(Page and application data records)
■ ■ ■
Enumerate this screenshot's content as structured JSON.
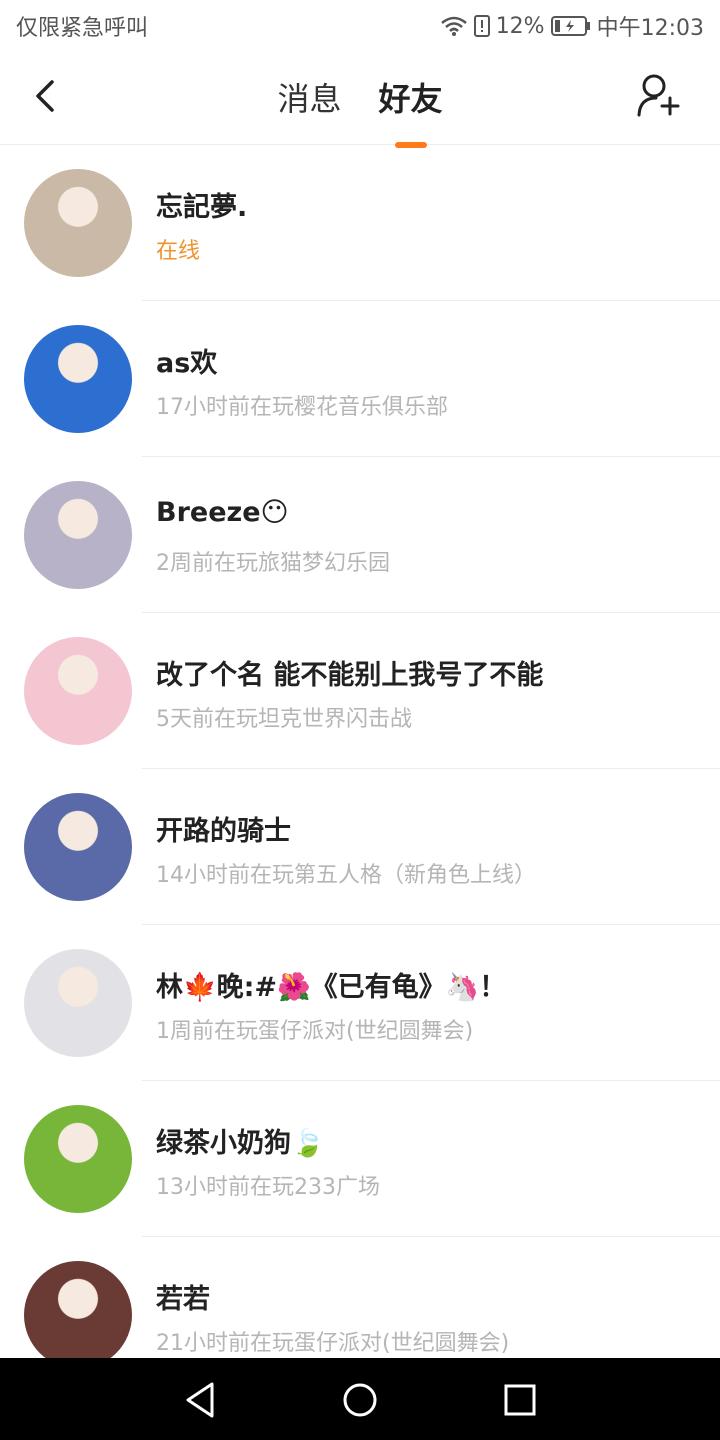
{
  "statusbar": {
    "left_text": "仅限紧急呼叫",
    "battery_percent": "12%",
    "time": "中午12:03"
  },
  "header": {
    "tabs": [
      {
        "label": "消息"
      },
      {
        "label": "好友"
      }
    ],
    "active_tab": "好友"
  },
  "friends": [
    {
      "name": "忘記夢.",
      "status": "在线",
      "avatar_color": "#c9b9a6"
    },
    {
      "name": "as欢",
      "status": "17小时前在玩樱花音乐俱乐部",
      "avatar_color": "#2d6fd0"
    },
    {
      "name": "Breeze😶",
      "status": "2周前在玩旅猫梦幻乐园",
      "avatar_color": "#b7b2c7"
    },
    {
      "name": "改了个名 能不能别上我号了不能",
      "status": "5天前在玩坦克世界闪击战",
      "avatar_color": "#f4c6d2"
    },
    {
      "name": "开路的骑士",
      "status": "14小时前在玩第五人格（新角色上线）",
      "avatar_color": "#5a6aa8"
    },
    {
      "name": "林🍁晚:#🌺《已有龟》🦄！",
      "status": "1周前在玩蛋仔派对(世纪圆舞会)",
      "avatar_color": "#e2e2e6"
    },
    {
      "name": "绿茶小奶狗🍃",
      "status": "13小时前在玩233广场",
      "avatar_color": "#78b63a"
    },
    {
      "name": "若若",
      "status": "21小时前在玩蛋仔派对(世纪圆舞会)",
      "avatar_color": "#6a3b34"
    }
  ],
  "colors": {
    "accent": "#ff7a1a",
    "online": "#f0922e"
  }
}
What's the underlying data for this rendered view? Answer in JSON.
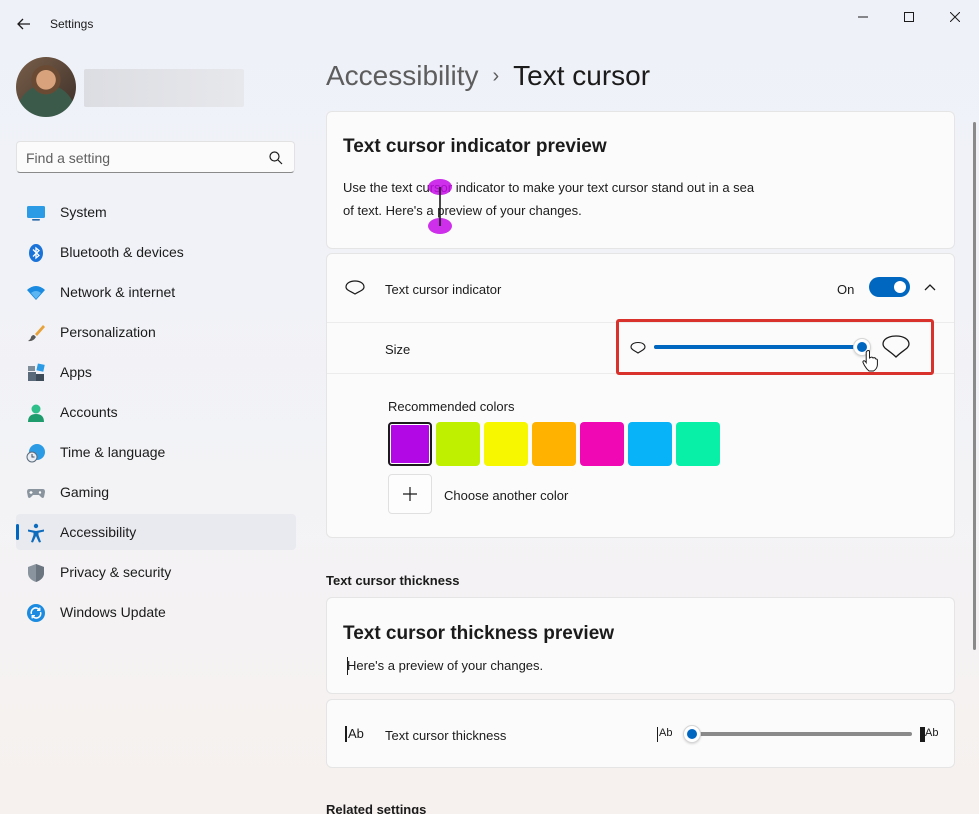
{
  "window": {
    "title": "Settings"
  },
  "search": {
    "placeholder": "Find a setting"
  },
  "sidebar": {
    "items": [
      {
        "label": "System",
        "icon": "monitor-icon"
      },
      {
        "label": "Bluetooth & devices",
        "icon": "bluetooth-icon"
      },
      {
        "label": "Network & internet",
        "icon": "wifi-icon"
      },
      {
        "label": "Personalization",
        "icon": "brush-icon"
      },
      {
        "label": "Apps",
        "icon": "apps-icon"
      },
      {
        "label": "Accounts",
        "icon": "person-icon"
      },
      {
        "label": "Time & language",
        "icon": "clock-globe-icon"
      },
      {
        "label": "Gaming",
        "icon": "gamepad-icon"
      },
      {
        "label": "Accessibility",
        "icon": "accessibility-icon",
        "active": true
      },
      {
        "label": "Privacy & security",
        "icon": "shield-icon"
      },
      {
        "label": "Windows Update",
        "icon": "update-icon"
      }
    ]
  },
  "header": {
    "parent": "Accessibility",
    "separator": "›",
    "current": "Text cursor"
  },
  "indicator_preview": {
    "title": "Text cursor indicator preview",
    "text_line1": "Use the text cursor indicator to make your text cursor stand out in a sea",
    "text_line2": "of text. Here's a preview of your changes."
  },
  "indicator": {
    "label": "Text cursor indicator",
    "state_label": "On",
    "enabled": true,
    "size_label": "Size",
    "size_value_fraction": 0.98,
    "colors_label": "Recommended colors",
    "colors": [
      "#b208e6",
      "#bff000",
      "#f7f700",
      "#ffb300",
      "#f008b4",
      "#08b4f7",
      "#08f0a8"
    ],
    "selected_color": 0,
    "choose_color_label": "Choose another color"
  },
  "thickness": {
    "section_heading": "Text cursor thickness",
    "preview_title": "Text cursor thickness preview",
    "preview_text": "Here's a preview of your changes.",
    "label": "Text cursor thickness",
    "slider_min_glyph": "Ab",
    "slider_max_glyph": "Ab",
    "value_fraction": 0.0
  },
  "related": {
    "heading": "Related settings"
  },
  "colors": {
    "accent": "#0067c0",
    "highlight": "#d9312c",
    "indicator_purple": "#c40ae8"
  }
}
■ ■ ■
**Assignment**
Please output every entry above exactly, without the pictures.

**Answer to this task**
Enumerate this screenshot's content as structured JSON.
{
  "statusbar": {
    "left_text": "仅限紧急呼叫",
    "battery_percent": "12%",
    "time": "中午12:03"
  },
  "header": {
    "tabs": [
      {
        "label": "消息"
      },
      {
        "label": "好友"
      }
    ],
    "active_tab": "好友"
  },
  "friends": [
    {
      "name": "忘記夢.",
      "status": "在线",
      "avatar_color": "#c9b9a6"
    },
    {
      "name": "as欢",
      "status": "17小时前在玩樱花音乐俱乐部",
      "avatar_color": "#2d6fd0"
    },
    {
      "name": "Breeze😶",
      "status": "2周前在玩旅猫梦幻乐园",
      "avatar_color": "#b7b2c7"
    },
    {
      "name": "改了个名 能不能别上我号了不能",
      "status": "5天前在玩坦克世界闪击战",
      "avatar_color": "#f4c6d2"
    },
    {
      "name": "开路的骑士",
      "status": "14小时前在玩第五人格（新角色上线）",
      "avatar_color": "#5a6aa8"
    },
    {
      "name": "林🍁晚:#🌺《已有龟》🦄！",
      "status": "1周前在玩蛋仔派对(世纪圆舞会)",
      "avatar_color": "#e2e2e6"
    },
    {
      "name": "绿茶小奶狗🍃",
      "status": "13小时前在玩233广场",
      "avatar_color": "#78b63a"
    },
    {
      "name": "若若",
      "status": "21小时前在玩蛋仔派对(世纪圆舞会)",
      "avatar_color": "#6a3b34"
    }
  ],
  "colors": {
    "accent": "#ff7a1a",
    "online": "#f0922e"
  }
}
What's the underlying data for this rendered view? Answer in JSON.
{
  "window": {
    "title": "Settings"
  },
  "search": {
    "placeholder": "Find a setting"
  },
  "sidebar": {
    "items": [
      {
        "label": "System",
        "icon": "monitor-icon"
      },
      {
        "label": "Bluetooth & devices",
        "icon": "bluetooth-icon"
      },
      {
        "label": "Network & internet",
        "icon": "wifi-icon"
      },
      {
        "label": "Personalization",
        "icon": "brush-icon"
      },
      {
        "label": "Apps",
        "icon": "apps-icon"
      },
      {
        "label": "Accounts",
        "icon": "person-icon"
      },
      {
        "label": "Time & language",
        "icon": "clock-globe-icon"
      },
      {
        "label": "Gaming",
        "icon": "gamepad-icon"
      },
      {
        "label": "Accessibility",
        "icon": "accessibility-icon",
        "active": true
      },
      {
        "label": "Privacy & security",
        "icon": "shield-icon"
      },
      {
        "label": "Windows Update",
        "icon": "update-icon"
      }
    ]
  },
  "header": {
    "parent": "Accessibility",
    "separator": "›",
    "current": "Text cursor"
  },
  "indicator_preview": {
    "title": "Text cursor indicator preview",
    "text_line1": "Use the text cursor indicator to make your text cursor stand out in a sea",
    "text_line2": "of text. Here's a preview of your changes."
  },
  "indicator": {
    "label": "Text cursor indicator",
    "state_label": "On",
    "enabled": true,
    "size_label": "Size",
    "size_value_fraction": 0.98,
    "colors_label": "Recommended colors",
    "colors": [
      "#b208e6",
      "#bff000",
      "#f7f700",
      "#ffb300",
      "#f008b4",
      "#08b4f7",
      "#08f0a8"
    ],
    "selected_color": 0,
    "choose_color_label": "Choose another color"
  },
  "thickness": {
    "section_heading": "Text cursor thickness",
    "preview_title": "Text cursor thickness preview",
    "preview_text": "Here's a preview of your changes.",
    "label": "Text cursor thickness",
    "slider_min_glyph": "Ab",
    "slider_max_glyph": "Ab",
    "value_fraction": 0.0
  },
  "related": {
    "heading": "Related settings"
  },
  "colors": {
    "accent": "#0067c0",
    "highlight": "#d9312c",
    "indicator_purple": "#c40ae8"
  }
}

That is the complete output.